Is the David Perdue campaign in for some rough times over the next few weeks as it works to win the Senate from Michelle Nunn? FiveThirtyEight believes it just might be. The following is from their recent article:
Something funny happened in FiveThirtyEight’s Senate forecast over the last two days. The overall odds haven’t moved much — Republicans have a 61 percent chance of winning a Senate majority — but the second-most competitive race is now in a state that hasn’t been paramount in the minds of most political analysts: Georgia.
The model now gives Republican David Perdue a 66 percent chance of winning in the Peach State and a tiny 1.4 point lead over Democrat Michelle Nunn. We project Perdue to fall just short of a majority in November, which would trigger a runoff in January.
The article cites the recent SurveyUSA Poll that puts Michelle Nunn three points ahead of David Perdue. FiveThirtyEight was founded by ballgame statistician turned political forecaster Nate Silver, who accurately predicted the outcome in all 50 states and the District of Columbia during the 2012 Presidential election, and 36 of the 37 states during the 2010 Gubernatorial elections.
But why the sudden drop in Perdue’s polling numbers? Conservative radio show host and Peach Pundit Editor Emeritus Erick Erickson believes that Michelle Nunn’s recently acquired lead on David Perdue can be attributed to the Nunn campaign outspending the Perdue campaign in the Atlanta media market. On Erickson’s October 16th show, he asserts that Nunn’s paid media attacks on Perdue’s outsourcing record is only hurting Perdue more by causing “protectionist conservatives” to switch sides from Perdue to Nunn.
Erickson also predicts that while Perdue would not be strong enough to avoid a runoff, he would still win it, given the Georgia Republican Party’s consistent record of performing well in runoff elections in the recent past.
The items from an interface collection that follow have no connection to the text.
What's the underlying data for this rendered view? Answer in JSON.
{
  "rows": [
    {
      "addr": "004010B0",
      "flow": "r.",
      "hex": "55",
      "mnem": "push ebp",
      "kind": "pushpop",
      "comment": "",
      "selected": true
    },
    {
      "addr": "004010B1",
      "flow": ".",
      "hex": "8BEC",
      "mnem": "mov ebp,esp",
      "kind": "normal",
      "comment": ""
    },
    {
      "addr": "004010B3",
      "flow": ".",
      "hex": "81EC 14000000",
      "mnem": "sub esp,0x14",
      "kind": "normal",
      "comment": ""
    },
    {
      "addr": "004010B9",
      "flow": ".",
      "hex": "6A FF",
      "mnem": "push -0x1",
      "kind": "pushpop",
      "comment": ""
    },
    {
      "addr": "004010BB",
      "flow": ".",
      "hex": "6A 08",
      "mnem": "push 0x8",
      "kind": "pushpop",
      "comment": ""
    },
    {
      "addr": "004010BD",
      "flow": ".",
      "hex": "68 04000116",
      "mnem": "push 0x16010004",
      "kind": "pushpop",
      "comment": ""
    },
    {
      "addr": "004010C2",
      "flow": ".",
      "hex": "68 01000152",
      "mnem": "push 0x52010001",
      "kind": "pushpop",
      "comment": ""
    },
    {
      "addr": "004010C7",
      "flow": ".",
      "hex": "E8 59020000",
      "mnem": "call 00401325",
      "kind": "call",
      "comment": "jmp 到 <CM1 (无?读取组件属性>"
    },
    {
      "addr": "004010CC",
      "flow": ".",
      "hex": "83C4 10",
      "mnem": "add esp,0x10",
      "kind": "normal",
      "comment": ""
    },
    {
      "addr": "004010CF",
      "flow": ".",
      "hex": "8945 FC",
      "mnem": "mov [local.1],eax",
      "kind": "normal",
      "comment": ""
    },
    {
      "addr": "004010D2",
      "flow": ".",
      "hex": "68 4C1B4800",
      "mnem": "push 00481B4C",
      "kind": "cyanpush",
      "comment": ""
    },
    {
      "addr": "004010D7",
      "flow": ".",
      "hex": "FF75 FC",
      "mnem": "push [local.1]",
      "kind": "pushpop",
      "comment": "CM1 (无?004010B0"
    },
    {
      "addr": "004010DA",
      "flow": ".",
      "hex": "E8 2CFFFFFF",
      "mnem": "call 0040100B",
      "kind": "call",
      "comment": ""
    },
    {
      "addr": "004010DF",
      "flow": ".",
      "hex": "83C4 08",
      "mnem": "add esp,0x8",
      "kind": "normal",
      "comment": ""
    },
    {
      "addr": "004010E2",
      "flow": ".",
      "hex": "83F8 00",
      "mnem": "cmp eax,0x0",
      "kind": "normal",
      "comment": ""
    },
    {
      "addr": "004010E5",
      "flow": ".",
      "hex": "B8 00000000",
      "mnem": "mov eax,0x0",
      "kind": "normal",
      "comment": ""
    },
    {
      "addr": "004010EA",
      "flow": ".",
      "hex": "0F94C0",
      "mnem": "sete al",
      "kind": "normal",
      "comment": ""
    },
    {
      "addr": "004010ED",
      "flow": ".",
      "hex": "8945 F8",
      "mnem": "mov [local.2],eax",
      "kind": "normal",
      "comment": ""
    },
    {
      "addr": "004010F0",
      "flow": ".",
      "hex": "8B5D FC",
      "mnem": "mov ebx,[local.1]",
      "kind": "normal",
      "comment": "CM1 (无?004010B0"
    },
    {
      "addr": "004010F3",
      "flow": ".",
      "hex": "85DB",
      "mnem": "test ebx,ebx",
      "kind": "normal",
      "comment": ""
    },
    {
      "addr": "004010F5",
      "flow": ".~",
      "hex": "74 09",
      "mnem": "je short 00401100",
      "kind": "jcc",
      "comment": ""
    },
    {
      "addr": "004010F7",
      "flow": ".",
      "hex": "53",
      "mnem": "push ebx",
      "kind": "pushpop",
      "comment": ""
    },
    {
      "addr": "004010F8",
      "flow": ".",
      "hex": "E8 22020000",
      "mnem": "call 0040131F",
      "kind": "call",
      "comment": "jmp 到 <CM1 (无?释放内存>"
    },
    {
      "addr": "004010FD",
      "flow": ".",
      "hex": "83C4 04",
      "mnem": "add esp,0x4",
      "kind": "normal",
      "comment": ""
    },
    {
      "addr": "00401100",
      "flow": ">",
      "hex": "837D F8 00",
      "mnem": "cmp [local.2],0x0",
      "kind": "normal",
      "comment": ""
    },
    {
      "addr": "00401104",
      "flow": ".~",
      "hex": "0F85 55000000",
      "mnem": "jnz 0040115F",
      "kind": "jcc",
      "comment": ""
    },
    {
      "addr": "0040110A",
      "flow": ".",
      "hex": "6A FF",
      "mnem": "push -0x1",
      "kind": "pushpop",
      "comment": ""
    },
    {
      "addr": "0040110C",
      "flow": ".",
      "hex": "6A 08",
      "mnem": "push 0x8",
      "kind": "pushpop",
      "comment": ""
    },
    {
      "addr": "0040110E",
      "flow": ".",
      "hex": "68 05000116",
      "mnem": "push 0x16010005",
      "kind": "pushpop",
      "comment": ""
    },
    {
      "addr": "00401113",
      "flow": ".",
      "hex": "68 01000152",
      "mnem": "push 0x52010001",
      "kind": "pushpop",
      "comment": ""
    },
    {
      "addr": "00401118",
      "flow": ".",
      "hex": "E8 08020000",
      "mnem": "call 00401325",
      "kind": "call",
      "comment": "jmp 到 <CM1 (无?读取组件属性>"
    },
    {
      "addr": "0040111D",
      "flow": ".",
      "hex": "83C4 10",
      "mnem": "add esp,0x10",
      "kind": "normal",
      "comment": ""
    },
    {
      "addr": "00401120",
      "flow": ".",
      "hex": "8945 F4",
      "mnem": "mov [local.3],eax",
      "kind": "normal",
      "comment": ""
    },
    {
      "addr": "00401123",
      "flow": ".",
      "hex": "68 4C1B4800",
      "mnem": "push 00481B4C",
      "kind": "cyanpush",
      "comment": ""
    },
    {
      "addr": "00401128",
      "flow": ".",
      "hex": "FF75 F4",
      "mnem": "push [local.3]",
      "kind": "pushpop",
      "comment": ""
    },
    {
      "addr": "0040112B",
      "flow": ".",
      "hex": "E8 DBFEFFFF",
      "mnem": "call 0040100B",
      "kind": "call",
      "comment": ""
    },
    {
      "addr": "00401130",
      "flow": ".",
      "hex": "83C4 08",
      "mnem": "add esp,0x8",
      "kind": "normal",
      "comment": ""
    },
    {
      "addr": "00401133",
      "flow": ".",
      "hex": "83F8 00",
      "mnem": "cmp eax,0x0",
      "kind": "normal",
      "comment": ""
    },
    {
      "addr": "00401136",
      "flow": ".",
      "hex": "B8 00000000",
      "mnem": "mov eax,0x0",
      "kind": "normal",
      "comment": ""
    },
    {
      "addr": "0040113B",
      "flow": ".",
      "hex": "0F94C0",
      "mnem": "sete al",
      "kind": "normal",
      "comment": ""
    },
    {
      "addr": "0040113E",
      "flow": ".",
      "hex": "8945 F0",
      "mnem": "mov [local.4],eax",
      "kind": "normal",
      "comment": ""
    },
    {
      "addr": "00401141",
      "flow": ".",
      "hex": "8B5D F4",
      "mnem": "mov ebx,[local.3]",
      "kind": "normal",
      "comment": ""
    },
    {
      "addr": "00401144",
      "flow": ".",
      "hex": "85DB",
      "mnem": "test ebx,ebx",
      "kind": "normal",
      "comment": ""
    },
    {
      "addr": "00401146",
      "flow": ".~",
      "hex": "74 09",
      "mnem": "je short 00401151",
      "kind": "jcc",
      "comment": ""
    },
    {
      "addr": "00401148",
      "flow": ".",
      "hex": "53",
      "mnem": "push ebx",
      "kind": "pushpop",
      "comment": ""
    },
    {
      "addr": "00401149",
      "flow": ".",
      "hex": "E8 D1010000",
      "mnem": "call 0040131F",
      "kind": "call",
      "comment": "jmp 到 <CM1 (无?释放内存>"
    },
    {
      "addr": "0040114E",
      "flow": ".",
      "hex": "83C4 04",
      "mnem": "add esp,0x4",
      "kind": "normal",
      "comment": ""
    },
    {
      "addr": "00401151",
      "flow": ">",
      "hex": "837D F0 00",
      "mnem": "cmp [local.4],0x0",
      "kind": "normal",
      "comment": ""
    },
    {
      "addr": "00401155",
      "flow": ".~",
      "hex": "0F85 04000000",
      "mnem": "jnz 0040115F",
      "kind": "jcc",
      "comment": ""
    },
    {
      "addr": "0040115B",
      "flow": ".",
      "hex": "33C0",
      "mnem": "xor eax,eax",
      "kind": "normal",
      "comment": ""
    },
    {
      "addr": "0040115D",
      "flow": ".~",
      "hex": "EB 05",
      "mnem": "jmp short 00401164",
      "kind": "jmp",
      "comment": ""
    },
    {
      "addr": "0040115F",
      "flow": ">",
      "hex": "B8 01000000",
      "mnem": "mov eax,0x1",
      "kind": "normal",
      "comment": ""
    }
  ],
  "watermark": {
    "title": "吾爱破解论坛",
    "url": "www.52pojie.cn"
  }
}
But the way things stand right now, it should be safe to assume that the likelihood of the Senate race going into a runoff gets stronger day by day.